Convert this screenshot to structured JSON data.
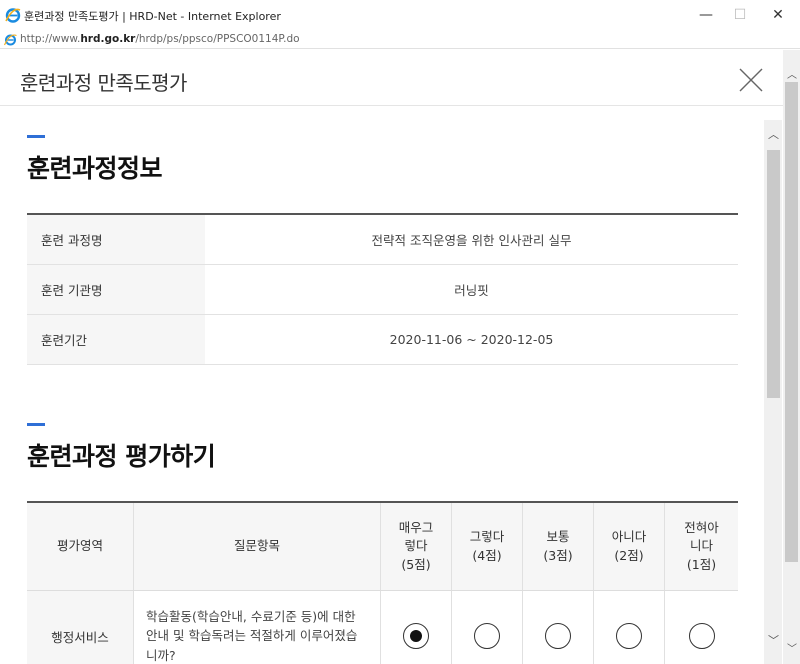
{
  "window": {
    "title": "훈련과정 만족도평가 | HRD-Net - Internet Explorer",
    "minimize": "—",
    "maximize": "☐",
    "close": "✕"
  },
  "address": {
    "prefix": "http://www.",
    "domain": "hrd.go.kr",
    "path": "/hrdp/ps/ppsco/PPSCO0114P.do"
  },
  "popup": {
    "title": "훈련과정 만족도평가"
  },
  "course_info": {
    "section_title": "훈련과정정보",
    "rows": [
      {
        "label": "훈련 과정명",
        "value": "전략적 조직운영을 위한 인사관리 실무"
      },
      {
        "label": "훈련 기관명",
        "value": "러닝핏"
      },
      {
        "label": "훈련기간",
        "value": "2020-11-06 ~ 2020-12-05"
      }
    ]
  },
  "evaluation": {
    "section_title": "훈련과정 평가하기",
    "headers": {
      "area": "평가영역",
      "question": "질문항목",
      "opt1_line1": "매우그",
      "opt1_line2": "렇다",
      "opt1_line3": "(5점)",
      "opt2_line1": "그렇다",
      "opt2_line2": "(4점)",
      "opt3_line1": "보통",
      "opt3_line2": "(3점)",
      "opt4_line1": "아니다",
      "opt4_line2": "(2점)",
      "opt5_line1": "전혀아",
      "opt5_line2": "니다",
      "opt5_line3": "(1점)"
    },
    "rows": [
      {
        "area": "행정서비스",
        "question": "학습활동(학습안내, 수료기준 등)에 대한 안내 및 학습독려는 적절하게 이루어졌습니까?",
        "selected_score": 5
      }
    ]
  },
  "icons": {
    "ie": "internet-explorer-icon",
    "page": "page-icon",
    "close": "close-x-icon"
  },
  "colors": {
    "accent_bar": "#2f6fd6",
    "table_header_bg": "#f6f6f6"
  }
}
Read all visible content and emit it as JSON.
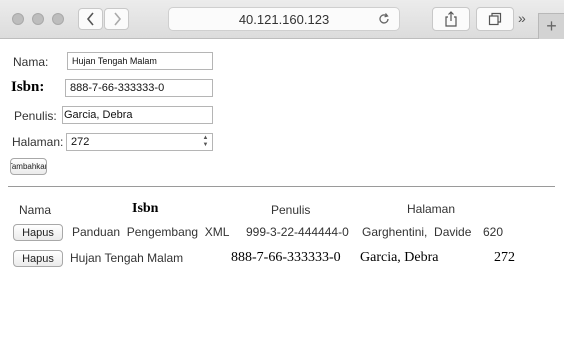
{
  "browser": {
    "url": "40.121.160.123"
  },
  "form": {
    "nama_label": "Nama:",
    "nama_value": "Hujan Tengah Malam",
    "isbn_label": "Isbn:",
    "isbn_value": "888-7-66-333333-0",
    "penulis_label": "Penulis:",
    "penulis_value": "Garcia, Debra",
    "halaman_label": "Halaman:",
    "halaman_value": "272",
    "submit_label": "Tambahkan"
  },
  "table": {
    "headers": {
      "nama": "Nama",
      "isbn": "Isbn",
      "penulis": "Penulis",
      "halaman": "Halaman"
    },
    "rows": [
      {
        "delete_label": "Hapus",
        "nama": "Panduan  Pengembang  XML",
        "isbn": "999-3-22-444444-0",
        "penulis": "Garghentini,  Davide",
        "halaman": "620"
      },
      {
        "delete_label": "Hapus",
        "nama": "Hujan Tengah Malam",
        "isbn": "888-7-66-333333-0",
        "penulis": "Garcia, Debra",
        "halaman": "272"
      }
    ]
  }
}
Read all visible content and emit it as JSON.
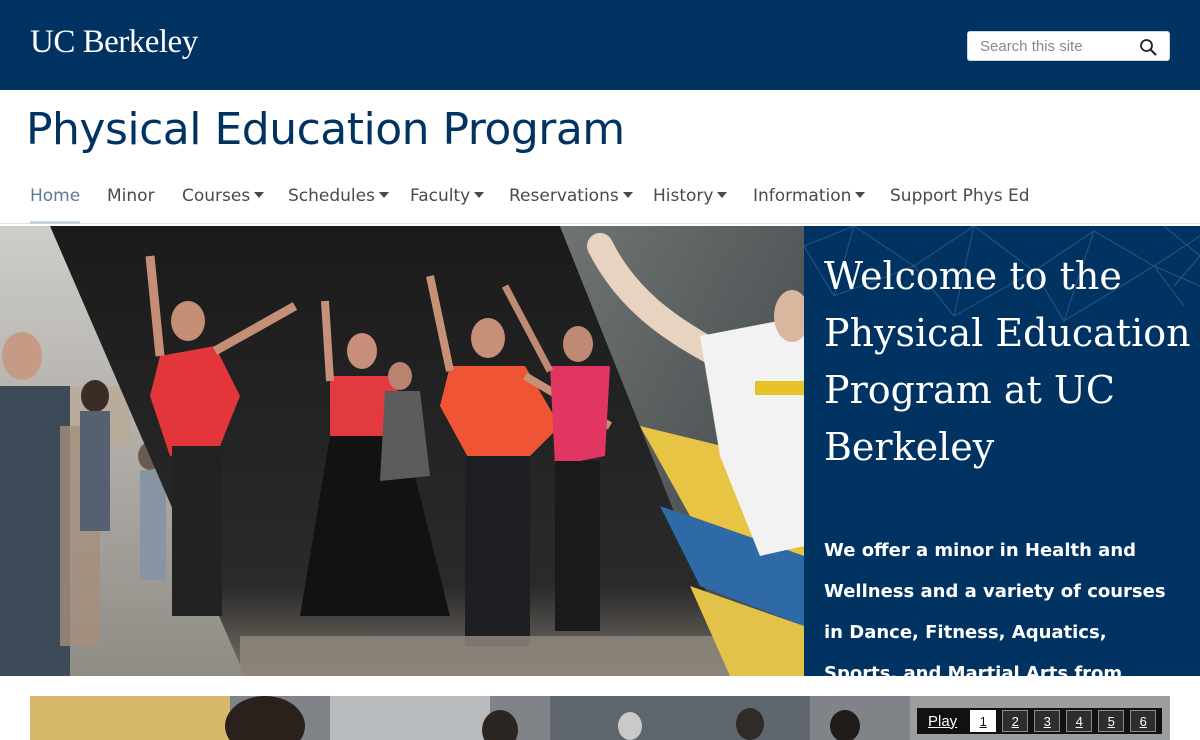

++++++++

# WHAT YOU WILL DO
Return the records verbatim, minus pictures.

# SOLUTION TO THE PROBLEM
Convert this screenshot to structured JSON data.
{
  "window": {
    "title": "훈련과정 만족도평가 | HRD-Net - Internet Explorer",
    "minimize": "—",
    "maximize": "☐",
    "close": "✕"
  },
  "address": {
    "prefix": "http://www.",
    "domain": "hrd.go.kr",
    "path": "/hrdp/ps/ppsco/PPSCO0114P.do"
  },
  "popup": {
    "title": "훈련과정 만족도평가"
  },
  "course_info": {
    "section_title": "훈련과정정보",
    "rows": [
      {
        "label": "훈련 과정명",
        "value": "전략적 조직운영을 위한 인사관리 실무"
      },
      {
        "label": "훈련 기관명",
        "value": "러닝핏"
      },
      {
        "label": "훈련기간",
        "value": "2020-11-06 ~ 2020-12-05"
      }
    ]
  },
  "evaluation": {
    "section_title": "훈련과정 평가하기",
    "headers": {
      "area": "평가영역",
      "question": "질문항목",
      "opt1_line1": "매우그",
      "opt1_line2": "렇다",
      "opt1_line3": "(5점)",
      "opt2_line1": "그렇다",
      "opt2_line2": "(4점)",
      "opt3_line1": "보통",
      "opt3_line2": "(3점)",
      "opt4_line1": "아니다",
      "opt4_line2": "(2점)",
      "opt5_line1": "전혀아",
      "opt5_line2": "니다",
      "opt5_line3": "(1점)"
    },
    "rows": [
      {
        "area": "행정서비스",
        "question": "학습활동(학습안내, 수료기준 등)에 대한 안내 및 학습독려는 적절하게 이루어졌습니까?",
        "selected_score": 5
      }
    ]
  },
  "icons": {
    "ie": "internet-explorer-icon",
    "page": "page-icon",
    "close": "close-x-icon"
  },
  "colors": {
    "accent_bar": "#2f6fd6",
    "table_header_bg": "#f6f6f6"
  }
}
Read all visible content and emit it as JSON.
{
  "browser": {
    "url": "40.121.160.123"
  },
  "form": {
    "nama_label": "Nama:",
    "nama_value": "Hujan Tengah Malam",
    "isbn_label": "Isbn:",
    "isbn_value": "888-7-66-333333-0",
    "penulis_label": "Penulis:",
    "penulis_value": "Garcia, Debra",
    "halaman_label": "Halaman:",
    "halaman_value": "272",
    "submit_label": "Tambahkan"
  },
  "table": {
    "headers": {
      "nama": "Nama",
      "isbn": "Isbn",
      "penulis": "Penulis",
      "halaman": "Halaman"
    },
    "rows": [
      {
        "delete_label": "Hapus",
        "nama": "Panduan  Pengembang  XML",
        "isbn": "999-3-22-444444-0",
        "penulis": "Garghentini,  Davide",
        "halaman": "620"
      },
      {
        "delete_label": "Hapus",
        "nama": "Hujan Tengah Malam",
        "isbn": "888-7-66-333333-0",
        "penulis": "Garcia, Debra",
        "halaman": "272"
      }
    ]
  }
}
Read all visible content and emit it as JSON.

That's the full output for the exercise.